• [Task data]
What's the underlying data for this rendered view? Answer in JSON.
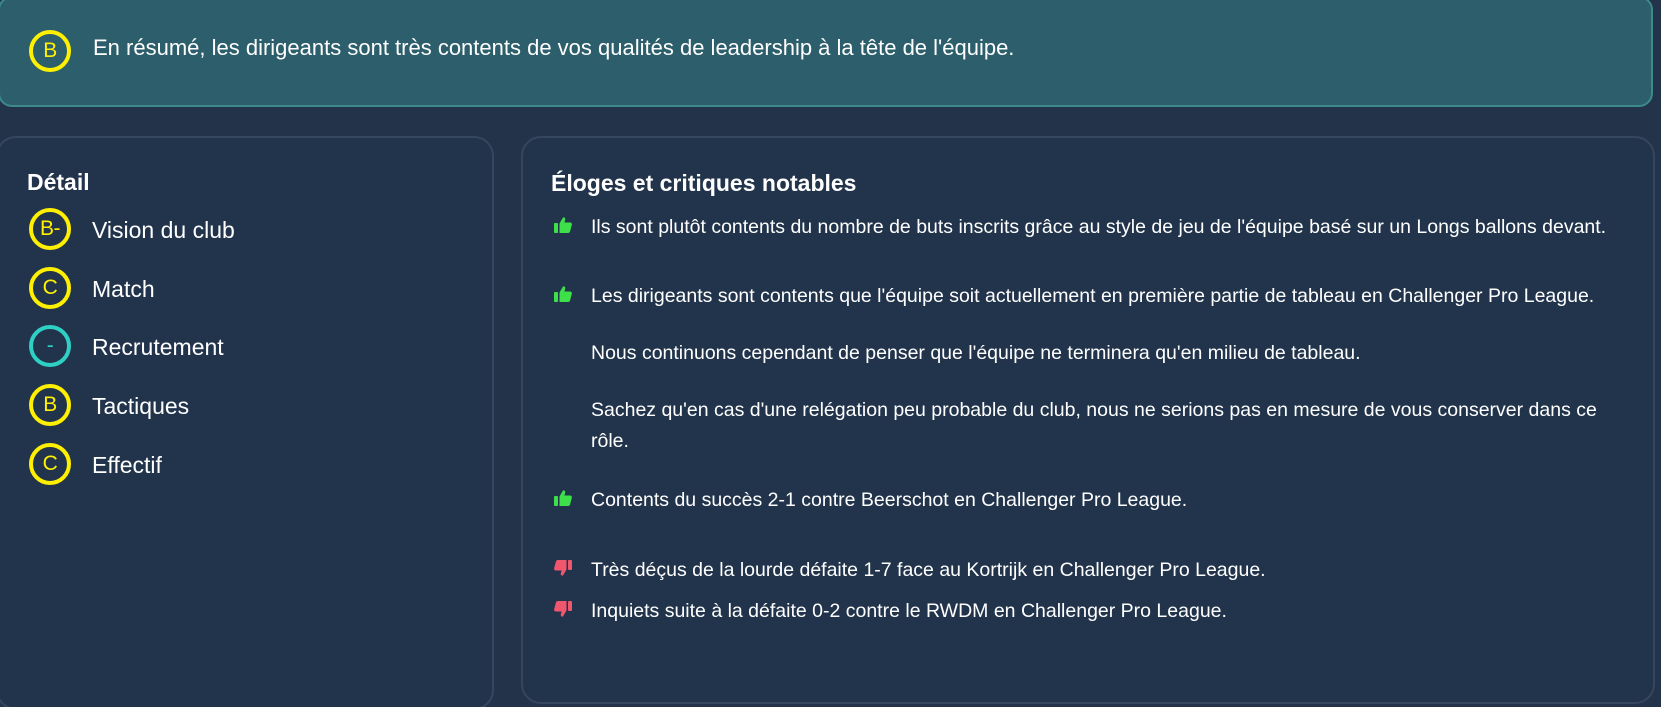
{
  "summary": {
    "grade": "B",
    "text": "En résumé, les dirigeants sont très contents de vos qualités de leadership à la tête de l'équipe."
  },
  "detail": {
    "title": "Détail",
    "items": [
      {
        "grade": "B-",
        "label": "Vision du club",
        "color": "#ffef00"
      },
      {
        "grade": "C",
        "label": "Match",
        "color": "#ffef00"
      },
      {
        "grade": "-",
        "label": "Recrutement",
        "color": "#2fd0c4"
      },
      {
        "grade": "B",
        "label": "Tactiques",
        "color": "#ffef00"
      },
      {
        "grade": "C",
        "label": "Effectif",
        "color": "#ffef00"
      }
    ]
  },
  "feedback": {
    "title": "Éloges et critiques notables",
    "items": [
      {
        "sentiment": "positive",
        "icon": "thumbs-up-icon",
        "paragraphs": [
          "Ils sont plutôt contents du nombre de buts inscrits grâce au style de jeu de l'équipe basé sur un Longs ballons devant."
        ]
      },
      {
        "sentiment": "positive",
        "icon": "thumbs-up-icon",
        "paragraphs": [
          "Les dirigeants sont contents que l'équipe soit actuellement en première partie de tableau en Challenger Pro League.",
          "Nous continuons cependant de penser que l'équipe ne terminera qu'en milieu de tableau.",
          "Sachez qu'en cas d'une relégation peu probable du club, nous ne serions pas en mesure de vous conserver dans ce rôle."
        ]
      },
      {
        "sentiment": "positive",
        "icon": "thumbs-up-icon",
        "paragraphs": [
          "Contents du succès 2-1 contre Beerschot en Challenger Pro League."
        ]
      },
      {
        "sentiment": "negative",
        "icon": "thumbs-down-icon",
        "paragraphs": [
          "Très déçus de la lourde défaite 1-7 face au Kortrijk en Challenger Pro League."
        ]
      },
      {
        "sentiment": "negative",
        "icon": "thumbs-down-icon",
        "paragraphs": [
          "Inquiets suite à la défaite 0-2 contre le RWDM en Challenger Pro League."
        ]
      }
    ]
  },
  "colors": {
    "positive": "#3ee04a",
    "negative": "#f0566e",
    "grade_yellow": "#ffef00",
    "grade_teal": "#2fd0c4"
  }
}
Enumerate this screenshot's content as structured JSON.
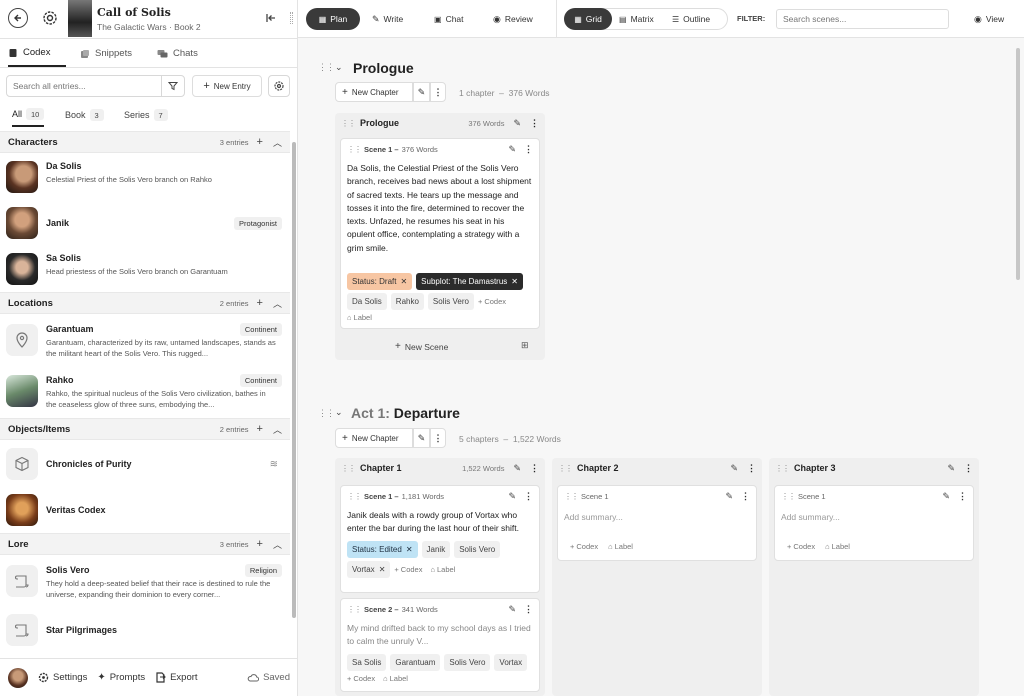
{
  "header": {
    "title": "Call of Solis",
    "subtitle": "The Galactic Wars · Book 2"
  },
  "sidebar_tabs": [
    {
      "label": "Codex"
    },
    {
      "label": "Snippets"
    },
    {
      "label": "Chats"
    }
  ],
  "search": {
    "placeholder": "Search all entries..."
  },
  "new_entry_label": "New Entry",
  "filters": [
    {
      "label": "All",
      "count": "10"
    },
    {
      "label": "Book",
      "count": "3"
    },
    {
      "label": "Series",
      "count": "7"
    }
  ],
  "sections": {
    "characters": {
      "title": "Characters",
      "count": "3 entries"
    },
    "locations": {
      "title": "Locations",
      "count": "2 entries"
    },
    "objects": {
      "title": "Objects/Items",
      "count": "2 entries"
    },
    "lore": {
      "title": "Lore",
      "count": "3 entries"
    }
  },
  "entries": {
    "da_solis": {
      "name": "Da Solis",
      "desc": "Celestial Priest of the Solis Vero branch on Rahko"
    },
    "janik": {
      "name": "Janik",
      "badge": "Protagonist"
    },
    "sa_solis": {
      "name": "Sa Solis",
      "desc": "Head priestess of the Solis Vero branch on Garantuam"
    },
    "garantuam": {
      "name": "Garantuam",
      "badge": "Continent",
      "desc": "Garantuam, characterized by its raw, untamed landscapes, stands as the militant heart of the Solis Vero. This rugged..."
    },
    "rahko": {
      "name": "Rahko",
      "badge": "Continent",
      "desc": "Rahko, the spiritual nucleus of the Solis Vero civilization, bathes in the ceaseless glow of three suns, embodying the..."
    },
    "chronicles": {
      "name": "Chronicles of Purity"
    },
    "veritas": {
      "name": "Veritas Codex"
    },
    "solis_vero": {
      "name": "Solis Vero",
      "badge": "Religion",
      "desc": "They hold a deep-seated belief that their race is destined to rule the universe, expanding their dominion to every corner..."
    },
    "pilgrimages": {
      "name": "Star Pilgrimages"
    }
  },
  "footer": {
    "settings": "Settings",
    "prompts": "Prompts",
    "export": "Export",
    "saved": "Saved"
  },
  "topbar": {
    "modes": [
      "Plan",
      "Write",
      "Chat",
      "Review"
    ],
    "views": [
      "Grid",
      "Matrix",
      "Outline"
    ],
    "filter_label": "FILTER:",
    "search_placeholder": "Search scenes...",
    "view": "View"
  },
  "prologue": {
    "act_title": "Prologue",
    "new_chapter": "New Chapter",
    "meta": "1 chapter  –  376 Words",
    "chapter_title": "Prologue",
    "chapter_words": "376 Words",
    "scene_label": "Scene 1 –",
    "scene_words": "376 Words",
    "summary": "Da Solis, the Celestial Priest of the Solis Vero branch, receives bad news about a lost shipment of sacred texts. He tears up the message and tosses it into the fire, determined to recover the texts. Unfazed, he resumes his seat in his opulent office, contemplating a strategy with a grim smile.",
    "status": "Status: Draft",
    "subplot": "Subplot: The Damastrus",
    "codex_chips": [
      "Da Solis",
      "Rahko",
      "Solis Vero"
    ],
    "add_codex": "Codex",
    "add_label": "Label",
    "new_scene": "New Scene"
  },
  "act1": {
    "prefix": "Act 1:",
    "title": "Departure",
    "new_chapter": "New Chapter",
    "meta": "5 chapters  –  1,522 Words",
    "ch1": {
      "title": "Chapter 1",
      "words": "1,522 Words",
      "s1": {
        "label": "Scene 1 –",
        "words": "1,181 Words",
        "summary": "Janik deals with a rowdy group of Vortax who enter the bar during the last hour of their shift.",
        "status": "Status: Edited",
        "chips": [
          "Janik",
          "Solis Vero"
        ],
        "chip_x": "Vortax"
      },
      "s2": {
        "label": "Scene 2 –",
        "words": "341 Words",
        "summary": "My mind drifted back to my school days as I tried to calm the unruly V...",
        "chips": [
          "Sa Solis",
          "Garantuam",
          "Solis Vero",
          "Vortax"
        ]
      }
    },
    "ch2": {
      "title": "Chapter 2",
      "scene": "Scene 1",
      "placeholder": "Add summary..."
    },
    "ch3": {
      "title": "Chapter 3",
      "scene": "Scene 1",
      "placeholder": "Add summary..."
    }
  },
  "colors": {
    "accent_dark": "#3a3a3a",
    "status_draft": "#f7c6a3",
    "status_edited": "#bfe3f5",
    "subplot": "#2b2b2b"
  }
}
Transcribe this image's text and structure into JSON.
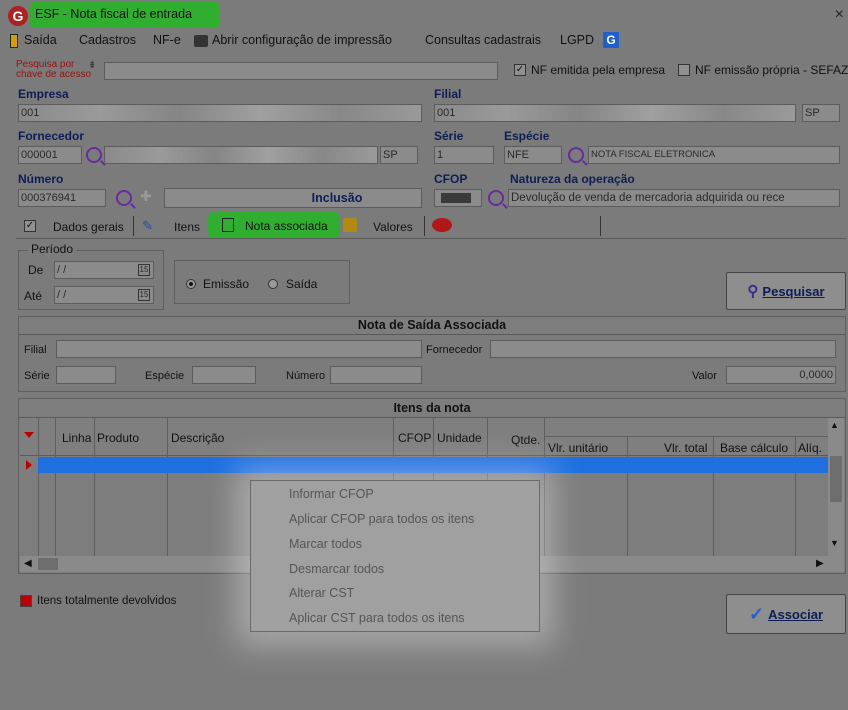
{
  "window": {
    "title": "ESF - Nota fiscal de entrada",
    "close": "×"
  },
  "menu": [
    "Saída",
    "Cadastros",
    "NF-e",
    "Abrir configuração de impressão",
    "Consultas cadastrais",
    "LGPD"
  ],
  "search": {
    "label": "Pesquisa por chave de acesso",
    "value": ""
  },
  "options": {
    "nf_emitida": "NF emitida pela empresa",
    "nf_propria": "NF emissão própria - SEFAZ"
  },
  "empresa": {
    "label": "Empresa",
    "code": "001"
  },
  "filial": {
    "label": "Filial",
    "code": "001",
    "uf": "SP"
  },
  "fornecedor": {
    "label": "Fornecedor",
    "code": "000001",
    "uf": "SP"
  },
  "serie": {
    "label": "Série",
    "value": "1"
  },
  "especie": {
    "label": "Espécie",
    "code": "NFE",
    "desc": "NOTA FISCAL ELETRONICA"
  },
  "numero": {
    "label": "Número",
    "value": "000376941",
    "status": "Inclusão"
  },
  "cfop": {
    "label": "CFOP"
  },
  "natureza": {
    "label": "Natureza da operação",
    "value": "Devolução de venda de mercadoria adquirida ou rece"
  },
  "tabs": [
    "Dados gerais",
    "Itens",
    "Nota associada",
    "Valores"
  ],
  "periodo": {
    "label": "Período",
    "de_label": "De",
    "ate_label": "Até",
    "de_value": "/ /",
    "ate_value": "/ /",
    "emissao": "Emissão",
    "saida": "Saída"
  },
  "pesquisar": "Pesquisar",
  "nota_saida": {
    "title": "Nota de Saída Associada",
    "filial": "Filial",
    "fornecedor": "Fornecedor",
    "serie": "Série",
    "especie": "Espécie",
    "numero": "Número",
    "valor_label": "Valor",
    "valor": "0,0000"
  },
  "itens": {
    "title": "Itens da nota",
    "columns": [
      "Linha",
      "Produto",
      "Descrição",
      "CFOP",
      "Unidade",
      "Qtde.",
      "Vlr. unitário",
      "Vlr. total",
      "Base cálculo",
      "Alíq."
    ]
  },
  "context_menu": [
    "Informar CFOP",
    "Aplicar CFOP para todos os itens",
    "Marcar todos",
    "Desmarcar todos",
    "Alterar CST",
    "Aplicar CST para todos os itens"
  ],
  "legend": "Itens totalmente devolvidos",
  "associar": "Associar",
  "colors": {
    "green_highlight": "#2fae2f",
    "row_select": "#1f6fe0",
    "accent_red": "#c00000"
  }
}
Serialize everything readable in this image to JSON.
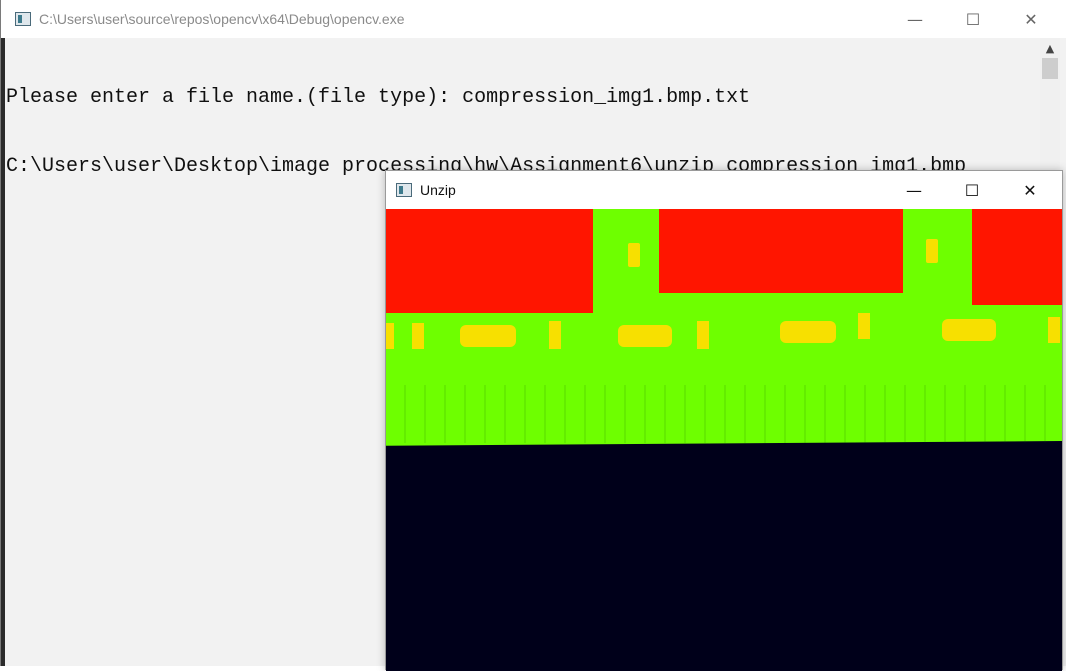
{
  "console": {
    "title": "C:\\Users\\user\\source\\repos\\opencv\\x64\\Debug\\opencv.exe",
    "lines": [
      "Please enter a file name.(file type): compression_img1.bmp.txt",
      "C:\\Users\\user\\Desktop\\image processing\\hw\\Assignment6\\unzip_compression_img1.bmp"
    ],
    "icons": {
      "minimize": "minimize-icon",
      "maximize": "maximize-icon",
      "close": "close-icon",
      "scroll_up": "chevron-up-icon"
    }
  },
  "unzip_window": {
    "title": "Unzip",
    "image_colors": {
      "red": "#ff1500",
      "green": "#6eff00",
      "yellow": "#f7e000",
      "dark": "#00001a"
    }
  }
}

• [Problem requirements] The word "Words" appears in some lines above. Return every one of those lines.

• [Finished exercise]
    "meta": "1 chapter  –  376 Words",
    "chapter_words": "376 Words",
    "scene_words": "376 Words",
    "meta": "5 chapters  –  1,522 Words",
      "words": "1,522 Words",
        "words": "1,181 Words",
        "words": "341 Words",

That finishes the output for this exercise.